German interior minister Thomas de Maizière announced the website’s ban last Friday, invoking the law of associations by classifying its group of operators as an association which he declared dissolved. De Maizière called the portal “the most influential online platform of violent left-wing extremists in Germany”, saying the latter had used the website for years for “spreading posts with criminal and anti-constitutional contents”. His ministry cited examples such as calls for violent protests and claims of responsibility for arson attacks posted on the platform, including in the run-up to violent protests against the G20 summit in Hamburg in early July. Other examples included calls for acts of violence targeting police officers and dissenters as well as repeated post giving detailed instructions for building “Molotov cocktails” and time-controlled arson bombs.
Radical offshoot of international anti-globalist network
Linksunten.indymedia is a radical offshoot of Indymedia, an international network of anti-globalization media activist founded after the 1999 WTO summit in Seattle to help create an alternative media public. The network spread to more than 60 counties including Germany, where de.indymedia.org became a discussion platform for various leftist alternative groups. After internal disputes, a group of more radically-minded activists in the South-West of Germany split off and created linksunten.indymedia.org – the name “linksunten” (“bottom left”) alludes both to the group’s geographical origins on the German map and to the leftist underground to which some of its supporters felt drawn.
The portal was used by activists to coordinate protests against racism or nuclear waste transports, to discuss the political consequences of a series of Neonazi terror attacks or to exchange experiences, opinions and analyses. Activists also used it as a platform to track right-wing extremism in Germany. One recent post there was a protocol of an internal WhatsApp chat group of the populist AfD party that was widely discussed in German media because it included radical views such as calls for rigorous media controls or to overthrow the political system. Contributors usually wrote their posts anonymously, but according to the interior ministry they were moderated by the website’s administrators afterwards.
Watched by security authorities
German authorities had been watching the website’s activities for some time. Some media reports quoted security sources as saying they had had difficulties identifying the portal’s operators due to the latter’s secretive ways of working. They also said numerous criminal complaints had been made because of criminal content on the website, but the investigations had to be dropped because the authors could not be identified.

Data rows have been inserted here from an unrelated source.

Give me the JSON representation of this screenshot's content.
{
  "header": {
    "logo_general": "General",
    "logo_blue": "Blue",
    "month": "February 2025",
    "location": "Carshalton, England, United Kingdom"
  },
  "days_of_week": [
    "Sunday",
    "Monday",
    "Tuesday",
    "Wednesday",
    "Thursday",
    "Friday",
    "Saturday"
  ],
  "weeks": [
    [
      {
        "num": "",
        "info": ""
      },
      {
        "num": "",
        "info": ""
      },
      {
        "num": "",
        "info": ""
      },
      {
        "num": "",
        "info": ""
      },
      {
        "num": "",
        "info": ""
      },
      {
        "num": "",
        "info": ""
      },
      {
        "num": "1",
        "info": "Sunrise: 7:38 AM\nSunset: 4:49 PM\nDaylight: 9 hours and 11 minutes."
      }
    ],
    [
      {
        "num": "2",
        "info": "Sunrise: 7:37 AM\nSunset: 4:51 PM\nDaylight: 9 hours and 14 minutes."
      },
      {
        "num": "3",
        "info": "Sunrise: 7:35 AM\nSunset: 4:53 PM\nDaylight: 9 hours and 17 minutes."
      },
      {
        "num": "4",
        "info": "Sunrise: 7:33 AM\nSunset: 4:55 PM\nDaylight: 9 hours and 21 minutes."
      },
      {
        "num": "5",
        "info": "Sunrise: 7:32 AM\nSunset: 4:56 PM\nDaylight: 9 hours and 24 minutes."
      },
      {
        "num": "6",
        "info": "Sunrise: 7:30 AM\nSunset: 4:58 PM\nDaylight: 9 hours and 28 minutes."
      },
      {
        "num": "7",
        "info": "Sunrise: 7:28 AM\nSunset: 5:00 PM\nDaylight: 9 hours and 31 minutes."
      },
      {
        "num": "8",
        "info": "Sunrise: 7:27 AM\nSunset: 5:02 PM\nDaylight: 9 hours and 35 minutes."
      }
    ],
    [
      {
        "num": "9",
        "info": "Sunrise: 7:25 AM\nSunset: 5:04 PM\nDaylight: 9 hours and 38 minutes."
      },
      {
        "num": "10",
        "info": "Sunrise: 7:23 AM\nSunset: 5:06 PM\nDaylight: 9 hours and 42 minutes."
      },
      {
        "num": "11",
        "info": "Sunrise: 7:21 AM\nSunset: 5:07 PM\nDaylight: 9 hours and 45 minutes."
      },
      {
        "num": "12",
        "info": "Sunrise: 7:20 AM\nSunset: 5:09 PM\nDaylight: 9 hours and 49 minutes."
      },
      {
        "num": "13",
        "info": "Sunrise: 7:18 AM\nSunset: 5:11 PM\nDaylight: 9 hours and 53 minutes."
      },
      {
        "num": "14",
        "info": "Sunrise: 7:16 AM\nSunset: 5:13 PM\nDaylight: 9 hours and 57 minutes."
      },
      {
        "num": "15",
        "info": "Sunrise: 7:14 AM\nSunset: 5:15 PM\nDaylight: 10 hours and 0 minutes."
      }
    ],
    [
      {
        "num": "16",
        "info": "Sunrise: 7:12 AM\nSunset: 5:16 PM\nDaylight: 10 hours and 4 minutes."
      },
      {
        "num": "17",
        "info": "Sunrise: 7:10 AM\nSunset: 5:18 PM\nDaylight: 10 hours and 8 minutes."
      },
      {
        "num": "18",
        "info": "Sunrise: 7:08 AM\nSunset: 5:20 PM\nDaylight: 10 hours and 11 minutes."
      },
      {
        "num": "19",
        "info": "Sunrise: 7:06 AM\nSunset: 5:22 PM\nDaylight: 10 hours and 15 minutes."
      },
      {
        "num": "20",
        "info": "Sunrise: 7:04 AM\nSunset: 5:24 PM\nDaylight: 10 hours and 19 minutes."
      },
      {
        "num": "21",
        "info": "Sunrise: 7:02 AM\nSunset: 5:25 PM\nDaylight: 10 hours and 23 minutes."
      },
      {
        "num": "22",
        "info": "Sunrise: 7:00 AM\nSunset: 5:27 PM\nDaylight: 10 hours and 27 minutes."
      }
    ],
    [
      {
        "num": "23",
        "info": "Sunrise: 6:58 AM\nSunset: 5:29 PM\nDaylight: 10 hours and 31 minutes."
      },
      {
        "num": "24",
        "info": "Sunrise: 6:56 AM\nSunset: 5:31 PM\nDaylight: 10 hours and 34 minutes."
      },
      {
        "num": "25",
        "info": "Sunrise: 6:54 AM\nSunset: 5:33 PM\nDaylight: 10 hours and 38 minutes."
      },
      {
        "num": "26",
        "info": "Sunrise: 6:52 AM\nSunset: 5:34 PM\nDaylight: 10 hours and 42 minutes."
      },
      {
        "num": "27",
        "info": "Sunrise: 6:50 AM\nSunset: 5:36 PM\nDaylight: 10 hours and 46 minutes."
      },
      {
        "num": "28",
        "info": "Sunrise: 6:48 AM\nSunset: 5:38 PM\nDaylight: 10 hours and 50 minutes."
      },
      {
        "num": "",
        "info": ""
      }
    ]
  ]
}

However, as last week’s operation shows, authorities have by now been able to identify several alleged administrators of the website. It is therefore not evident why they neither summoned these to delete the incriminated posts nor sued them, choosing instead to ban the website as a whole.
G20 accreditation withdrawals based on faulty or illegally stored information
According to unsourced media reports, two of the three supposed administrators of the website were among the 32 journalists whose accreditations were withdrawn during the G20 summit in Hamburg last month, and at least one of them was considered by security authorities to be part of the “pro-violence left-wing extremist scene”.
However, the reference to the G20 summit raises questions because at least ten of the 32 accreditation withdrawals have by now been shown to be based at least partly on either false assumptions or on information illegally stored in police databases such as accusations of criminal acts that have long been cleared in court. After ARD TV published its findings on these cases on Thursday, the interior ministry admitted that in at least four cases the decision to withdraw the accreditation was wrong.
“It is becoming more and more clear that during the G20 summit German security authorities restricted some journalists’ ability to work and stigmatized them as supposed perpetrators of violence based on faulty and in parts illegally stored information,” said RSF Germany’s Mihr. “The Federal Office of Criminal Investigation obviously stores information of questionable security relevance on a large scale as it thinks best. The federal government now has to explain quickly how many journalists have been affected and how this practice is to be stopped.”
Germany is ranked 16th among 180 countries on RSF’s annual World Press Freedom Index.